### YOUR GOAL
Each record that follows is to be reproduced character for character, pictures excepted.

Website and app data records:
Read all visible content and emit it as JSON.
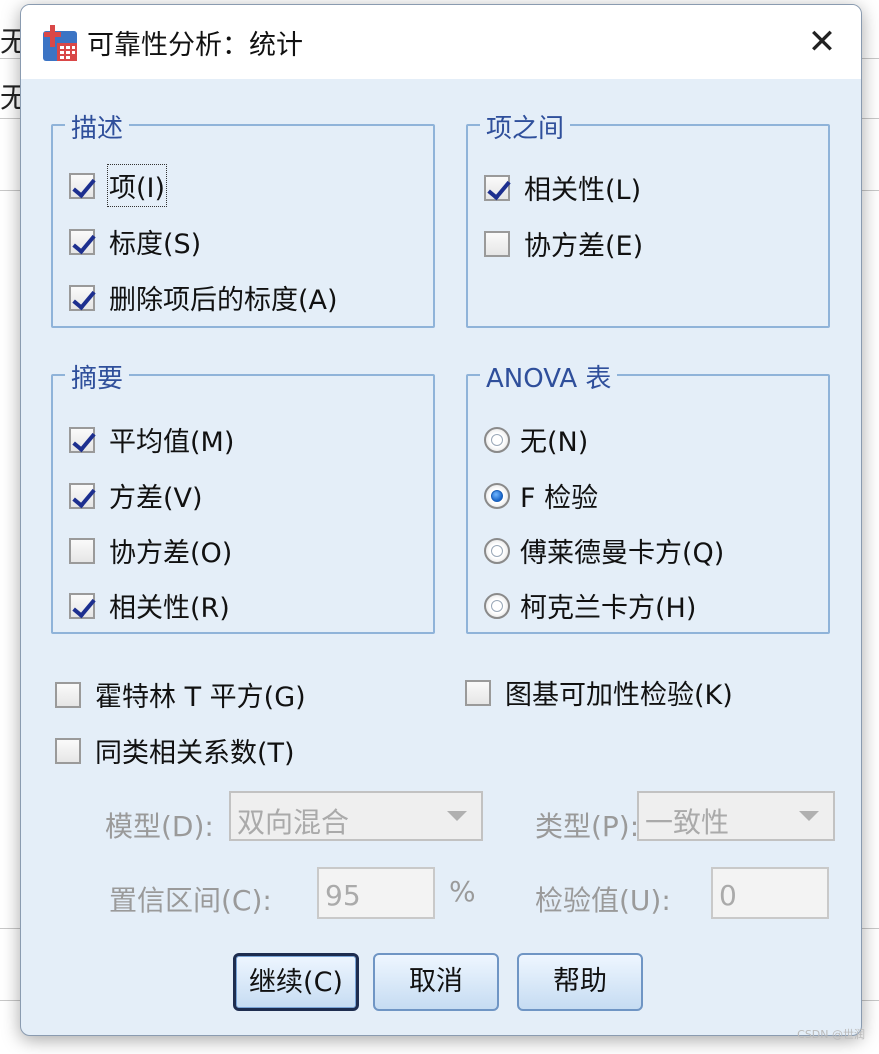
{
  "title": "可靠性分析：统计",
  "close_glyph": "✕",
  "background": {
    "cell_text_1": "无",
    "cell_text_2": "无"
  },
  "descriptives": {
    "legend": "描述",
    "items": [
      {
        "label": "项(I)",
        "checked": true
      },
      {
        "label": "标度(S)",
        "checked": true
      },
      {
        "label": "删除项后的标度(A)",
        "checked": true
      }
    ]
  },
  "inter_item": {
    "legend": "项之间",
    "items": [
      {
        "label": "相关性(L)",
        "checked": true
      },
      {
        "label": "协方差(E)",
        "checked": false
      }
    ]
  },
  "summaries": {
    "legend": "摘要",
    "items": [
      {
        "label": "平均值(M)",
        "checked": true
      },
      {
        "label": "方差(V)",
        "checked": true
      },
      {
        "label": "协方差(O)",
        "checked": false
      },
      {
        "label": "相关性(R)",
        "checked": true
      }
    ]
  },
  "anova": {
    "legend": "ANOVA 表",
    "options": [
      {
        "label": "无(N)",
        "selected": false
      },
      {
        "label": "F 检验",
        "selected": true
      },
      {
        "label": "傅莱德曼卡方(Q)",
        "selected": false
      },
      {
        "label": "柯克兰卡方(H)",
        "selected": false
      }
    ]
  },
  "hotelling": {
    "label": "霍特林 T 平方(G)",
    "checked": false
  },
  "tukey": {
    "label": "图基可加性检验(K)",
    "checked": false
  },
  "icc": {
    "label": "同类相关系数(T)",
    "checked": false,
    "model_label": "模型(D):",
    "model_value": "双向混合",
    "type_label": "类型(P):",
    "type_value": "一致性",
    "ci_label": "置信区间(C):",
    "ci_value": "95",
    "ci_unit": "%",
    "test_label": "检验值(U):",
    "test_value": "0"
  },
  "buttons": {
    "continue": "继续(C)",
    "cancel": "取消",
    "help": "帮助"
  },
  "watermark": "CSDN @世润",
  "colors": {
    "legend": "#2f4f9b",
    "group_border": "#8fb3d9",
    "dialog_bg": "#e4eef8",
    "check": "#1d2f8f"
  }
}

### ANSWER FOR THE TASK
Read all visible content and emit it as JSON.
{
  "title": "可靠性分析：统计",
  "close_glyph": "✕",
  "background": {
    "cell_text_1": "无",
    "cell_text_2": "无"
  },
  "descriptives": {
    "legend": "描述",
    "items": [
      {
        "label": "项(I)",
        "checked": true
      },
      {
        "label": "标度(S)",
        "checked": true
      },
      {
        "label": "删除项后的标度(A)",
        "checked": true
      }
    ]
  },
  "inter_item": {
    "legend": "项之间",
    "items": [
      {
        "label": "相关性(L)",
        "checked": true
      },
      {
        "label": "协方差(E)",
        "checked": false
      }
    ]
  },
  "summaries": {
    "legend": "摘要",
    "items": [
      {
        "label": "平均值(M)",
        "checked": true
      },
      {
        "label": "方差(V)",
        "checked": true
      },
      {
        "label": "协方差(O)",
        "checked": false
      },
      {
        "label": "相关性(R)",
        "checked": true
      }
    ]
  },
  "anova": {
    "legend": "ANOVA 表",
    "options": [
      {
        "label": "无(N)",
        "selected": false
      },
      {
        "label": "F 检验",
        "selected": true
      },
      {
        "label": "傅莱德曼卡方(Q)",
        "selected": false
      },
      {
        "label": "柯克兰卡方(H)",
        "selected": false
      }
    ]
  },
  "hotelling": {
    "label": "霍特林 T 平方(G)",
    "checked": false
  },
  "tukey": {
    "label": "图基可加性检验(K)",
    "checked": false
  },
  "icc": {
    "label": "同类相关系数(T)",
    "checked": false,
    "model_label": "模型(D):",
    "model_value": "双向混合",
    "type_label": "类型(P):",
    "type_value": "一致性",
    "ci_label": "置信区间(C):",
    "ci_value": "95",
    "ci_unit": "%",
    "test_label": "检验值(U):",
    "test_value": "0"
  },
  "buttons": {
    "continue": "继续(C)",
    "cancel": "取消",
    "help": "帮助"
  },
  "watermark": "CSDN @世润",
  "colors": {
    "legend": "#2f4f9b",
    "group_border": "#8fb3d9",
    "dialog_bg": "#e4eef8",
    "check": "#1d2f8f"
  }
}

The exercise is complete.